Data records
::::

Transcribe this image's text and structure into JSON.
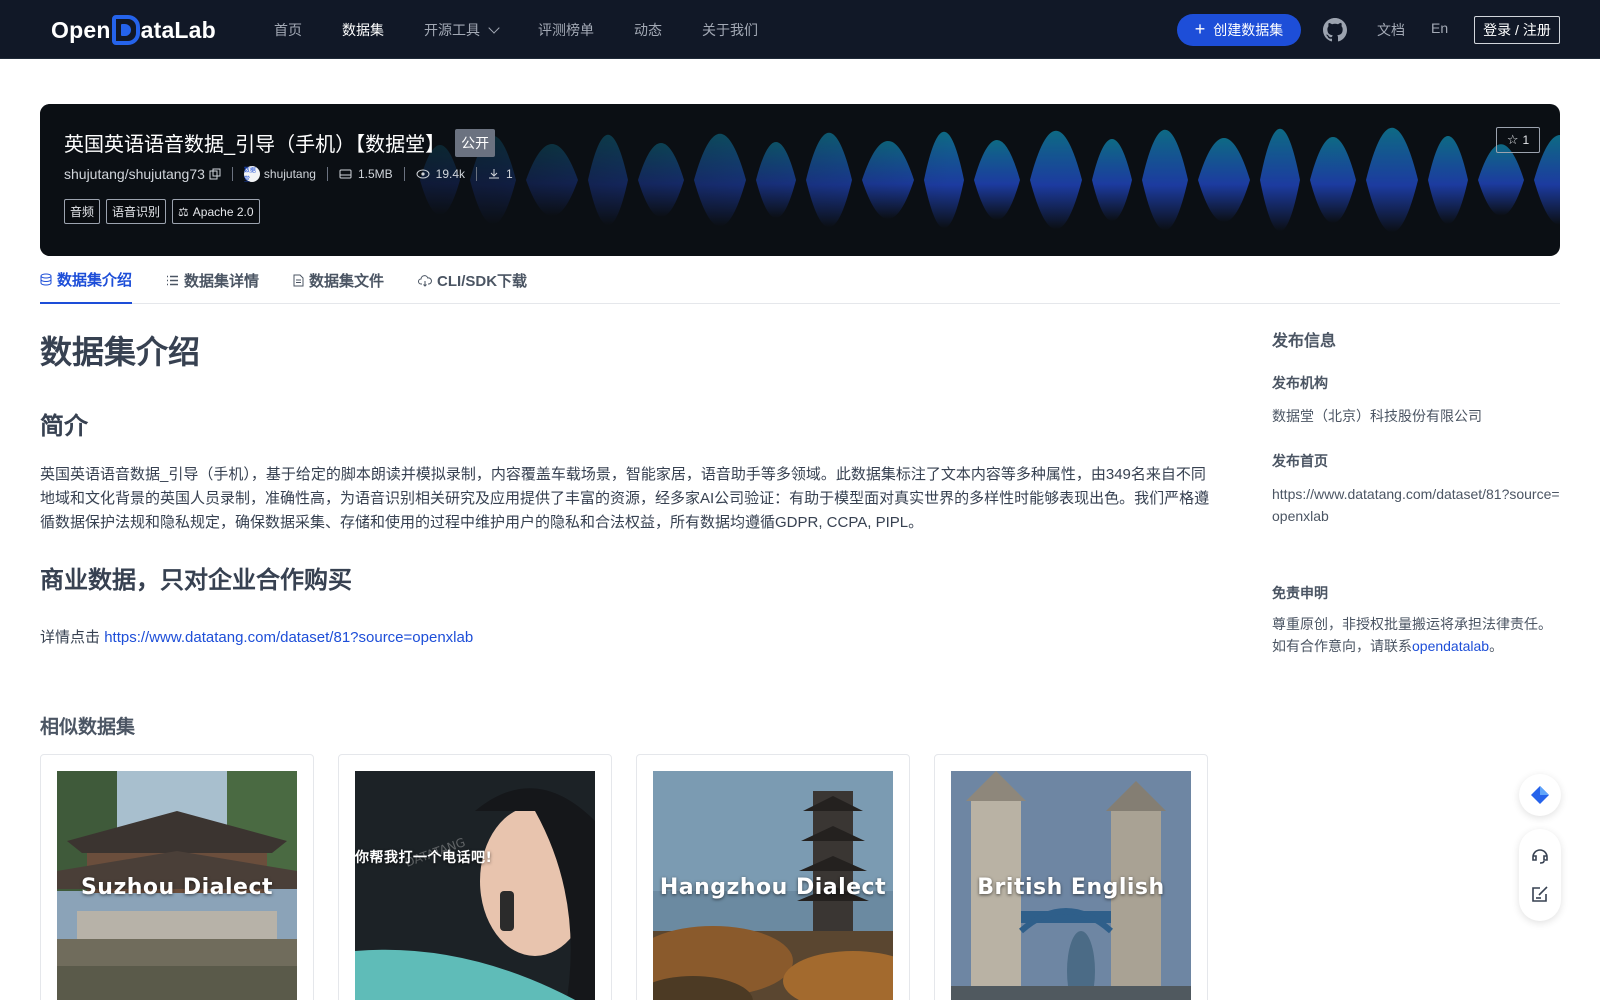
{
  "nav": {
    "logo": "OpenDataLab",
    "logo_pre": "Open",
    "logo_post": "ataLab",
    "links": [
      "首页",
      "数据集",
      "开源工具",
      "评测榜单",
      "动态",
      "关于我们"
    ],
    "active": "数据集",
    "create_label": "创建数据集",
    "docs": "文档",
    "lang": "En",
    "login": "登录 / 注册"
  },
  "dataset": {
    "title": "英国英语语音数据_引导（手机）【数据堂】",
    "visibility": "公开",
    "repo": "shujutang/shujutang73",
    "owner": "shujutang",
    "owner_avatar": "数据堂",
    "size": "1.5MB",
    "views": "19.4k",
    "downloads": "1",
    "tags": [
      "音频",
      "语音识别"
    ],
    "license": "Apache 2.0",
    "stars": "1"
  },
  "tabs": [
    "数据集介绍",
    "数据集详情",
    "数据集文件",
    "CLI/SDK下载"
  ],
  "content": {
    "heading": "数据集介绍",
    "intro_heading": "简介",
    "intro_text": "英国英语语音数据_引导（手机），基于给定的脚本朗读并模拟录制，内容覆盖车载场景，智能家居，语音助手等多领域。此数据集标注了文本内容等多种属性，由349名来自不同地域和文化背景的英国人员录制，准确性高，为语音识别相关研究及应用提供了丰富的资源，经多家AI公司验证：有助于模型面对真实世界的多样性时能够表现出色。我们严格遵循数据保护法规和隐私规定，确保数据采集、存储和使用的过程中维护用户的隐私和合法权益，所有数据均遵循GDPR, CCPA, PIPL。",
    "commercial_heading": "商业数据，只对企业合作购买",
    "detail_prefix": "详情点击",
    "detail_link": "https://www.datatang.com/dataset/81?source=openxlab"
  },
  "similar": {
    "title": "相似数据集",
    "cards": [
      {
        "caption": "Suzhou Dialect"
      },
      {
        "caption": "你帮我打一个电话吧!"
      },
      {
        "caption": "Hangzhou Dialect"
      },
      {
        "caption": "British English"
      }
    ],
    "watermark": "DATATANG"
  },
  "sidebar": {
    "title": "发布信息",
    "org_label": "发布机构",
    "org": "数据堂（北京）科技股份有限公司",
    "home_label": "发布首页",
    "home_link": "https://www.datatang.com/dataset/81?source=openxlab",
    "disclaimer_label": "免责申明",
    "disclaimer_text": "尊重原创，非授权批量搬运将承担法律责任。如有合作意向，请联系",
    "disclaimer_link": "opendatalab",
    "disclaimer_end": "。"
  },
  "colors": {
    "brand": "#1d4ed8",
    "nav_bg": "#111827"
  }
}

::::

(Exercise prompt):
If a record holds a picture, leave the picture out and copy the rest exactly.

(Reply to the task):
Transcribe this image's text and structure into JSON.
{
  "nav": {
    "logo": "OpenDataLab",
    "logo_pre": "Open",
    "logo_post": "ataLab",
    "links": [
      "首页",
      "数据集",
      "开源工具",
      "评测榜单",
      "动态",
      "关于我们"
    ],
    "active": "数据集",
    "create_label": "创建数据集",
    "docs": "文档",
    "lang": "En",
    "login": "登录 / 注册"
  },
  "dataset": {
    "title": "英国英语语音数据_引导（手机）【数据堂】",
    "visibility": "公开",
    "repo": "shujutang/shujutang73",
    "owner": "shujutang",
    "owner_avatar": "数据堂",
    "size": "1.5MB",
    "views": "19.4k",
    "downloads": "1",
    "tags": [
      "音频",
      "语音识别"
    ],
    "license": "Apache 2.0",
    "stars": "1"
  },
  "tabs": [
    "数据集介绍",
    "数据集详情",
    "数据集文件",
    "CLI/SDK下载"
  ],
  "content": {
    "heading": "数据集介绍",
    "intro_heading": "简介",
    "intro_text": "英国英语语音数据_引导（手机），基于给定的脚本朗读并模拟录制，内容覆盖车载场景，智能家居，语音助手等多领域。此数据集标注了文本内容等多种属性，由349名来自不同地域和文化背景的英国人员录制，准确性高，为语音识别相关研究及应用提供了丰富的资源，经多家AI公司验证：有助于模型面对真实世界的多样性时能够表现出色。我们严格遵循数据保护法规和隐私规定，确保数据采集、存储和使用的过程中维护用户的隐私和合法权益，所有数据均遵循GDPR, CCPA, PIPL。",
    "commercial_heading": "商业数据，只对企业合作购买",
    "detail_prefix": "详情点击",
    "detail_link": "https://www.datatang.com/dataset/81?source=openxlab"
  },
  "similar": {
    "title": "相似数据集",
    "cards": [
      {
        "caption": "Suzhou Dialect"
      },
      {
        "caption": "你帮我打一个电话吧!"
      },
      {
        "caption": "Hangzhou Dialect"
      },
      {
        "caption": "British English"
      }
    ],
    "watermark": "DATATANG"
  },
  "sidebar": {
    "title": "发布信息",
    "org_label": "发布机构",
    "org": "数据堂（北京）科技股份有限公司",
    "home_label": "发布首页",
    "home_link": "https://www.datatang.com/dataset/81?source=openxlab",
    "disclaimer_label": "免责申明",
    "disclaimer_text": "尊重原创，非授权批量搬运将承担法律责任。如有合作意向，请联系",
    "disclaimer_link": "opendatalab",
    "disclaimer_end": "。"
  },
  "colors": {
    "brand": "#1d4ed8",
    "nav_bg": "#111827"
  }
}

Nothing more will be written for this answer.